Saved data entries
◆ ◆ ◆ ◆ ◆

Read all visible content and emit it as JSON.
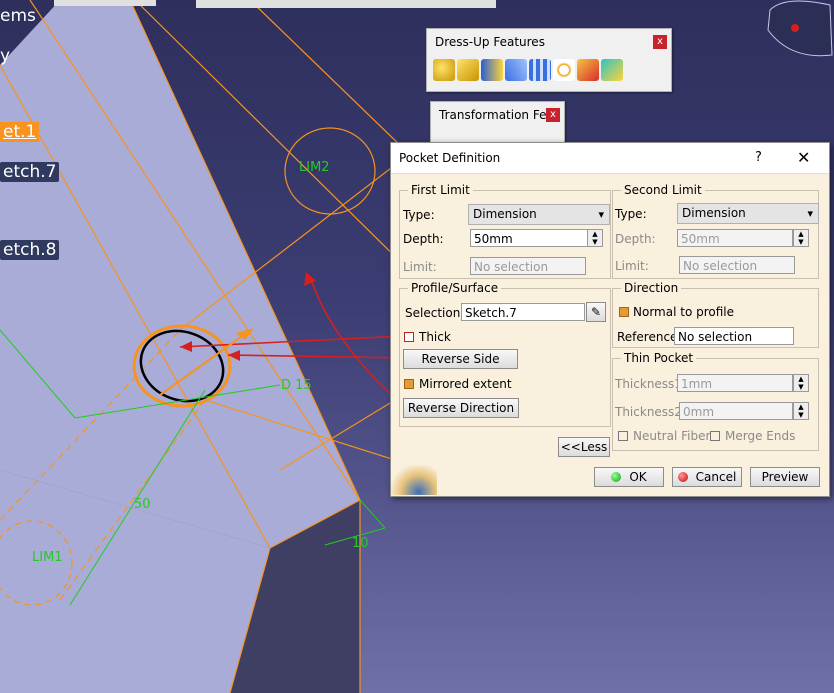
{
  "tree": {
    "items_label": "ems",
    "y_label": "y",
    "selected_node": "et.1",
    "sketch7": "etch.7",
    "sketch8": "etch.8"
  },
  "viewport": {
    "lim2": "LIM2",
    "lim1": "LIM1",
    "dim_15": "D 15",
    "dim_50": "50",
    "dim_10": "10",
    "line_color": "#f7931e",
    "dim_color": "#22cc22",
    "arrow_color": "#d42020"
  },
  "dressup_toolbar": {
    "title": "Dress-Up Features",
    "close": "x",
    "icons": [
      "fillet-icon",
      "chamfer-icon",
      "draft-icon",
      "variable-fillet-icon",
      "shell-icon",
      "thread-icon",
      "remove-face-icon",
      "replace-face-icon"
    ]
  },
  "transform_toolbar": {
    "title": "Transformation Fe...",
    "close": "x"
  },
  "dialog": {
    "title": "Pocket Definition",
    "help": "?",
    "close": "✕",
    "first_limit": {
      "legend": "First Limit",
      "type_label": "Type:",
      "type_value": "Dimension",
      "depth_label": "Depth:",
      "depth_value": "50mm",
      "limit_label": "Limit:",
      "limit_value": "No selection"
    },
    "second_limit": {
      "legend": "Second Limit",
      "type_label": "Type:",
      "type_value": "Dimension",
      "depth_label": "Depth:",
      "depth_value": "50mm",
      "limit_label": "Limit:",
      "limit_value": "No selection"
    },
    "profile": {
      "legend": "Profile/Surface",
      "selection_label": "Selection:",
      "selection_value": "Sketch.7",
      "thick_label": "Thick",
      "reverse_side": "Reverse Side",
      "mirrored_label": "Mirrored extent",
      "reverse_direction": "Reverse Direction"
    },
    "direction": {
      "legend": "Direction",
      "normal_label": "Normal to profile",
      "reference_label": "Reference:",
      "reference_value": "No selection"
    },
    "thin_pocket": {
      "legend": "Thin Pocket",
      "thickness1_label": "Thickness1:",
      "thickness1_value": "1mm",
      "thickness2_label": "Thickness2:",
      "thickness2_value": "0mm",
      "neutral_label": "Neutral Fiber",
      "merge_label": "Merge Ends"
    },
    "less_button": "<<Less",
    "ok_button": "OK",
    "cancel_button": "Cancel",
    "preview_button": "Preview"
  }
}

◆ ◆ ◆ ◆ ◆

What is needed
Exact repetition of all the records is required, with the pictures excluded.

Result of the exercise
Read all visible content and emit it as JSON.
{
  "tree": {
    "items_label": "ems",
    "y_label": "y",
    "selected_node": "et.1",
    "sketch7": "etch.7",
    "sketch8": "etch.8"
  },
  "viewport": {
    "lim2": "LIM2",
    "lim1": "LIM1",
    "dim_15": "D 15",
    "dim_50": "50",
    "dim_10": "10",
    "line_color": "#f7931e",
    "dim_color": "#22cc22",
    "arrow_color": "#d42020"
  },
  "dressup_toolbar": {
    "title": "Dress-Up Features",
    "close": "x",
    "icons": [
      "fillet-icon",
      "chamfer-icon",
      "draft-icon",
      "variable-fillet-icon",
      "shell-icon",
      "thread-icon",
      "remove-face-icon",
      "replace-face-icon"
    ]
  },
  "transform_toolbar": {
    "title": "Transformation Fe...",
    "close": "x"
  },
  "dialog": {
    "title": "Pocket Definition",
    "help": "?",
    "close": "✕",
    "first_limit": {
      "legend": "First Limit",
      "type_label": "Type:",
      "type_value": "Dimension",
      "depth_label": "Depth:",
      "depth_value": "50mm",
      "limit_label": "Limit:",
      "limit_value": "No selection"
    },
    "second_limit": {
      "legend": "Second Limit",
      "type_label": "Type:",
      "type_value": "Dimension",
      "depth_label": "Depth:",
      "depth_value": "50mm",
      "limit_label": "Limit:",
      "limit_value": "No selection"
    },
    "profile": {
      "legend": "Profile/Surface",
      "selection_label": "Selection:",
      "selection_value": "Sketch.7",
      "thick_label": "Thick",
      "reverse_side": "Reverse Side",
      "mirrored_label": "Mirrored extent",
      "reverse_direction": "Reverse Direction"
    },
    "direction": {
      "legend": "Direction",
      "normal_label": "Normal to profile",
      "reference_label": "Reference:",
      "reference_value": "No selection"
    },
    "thin_pocket": {
      "legend": "Thin Pocket",
      "thickness1_label": "Thickness1:",
      "thickness1_value": "1mm",
      "thickness2_label": "Thickness2:",
      "thickness2_value": "0mm",
      "neutral_label": "Neutral Fiber",
      "merge_label": "Merge Ends"
    },
    "less_button": "<<Less",
    "ok_button": "OK",
    "cancel_button": "Cancel",
    "preview_button": "Preview"
  }
}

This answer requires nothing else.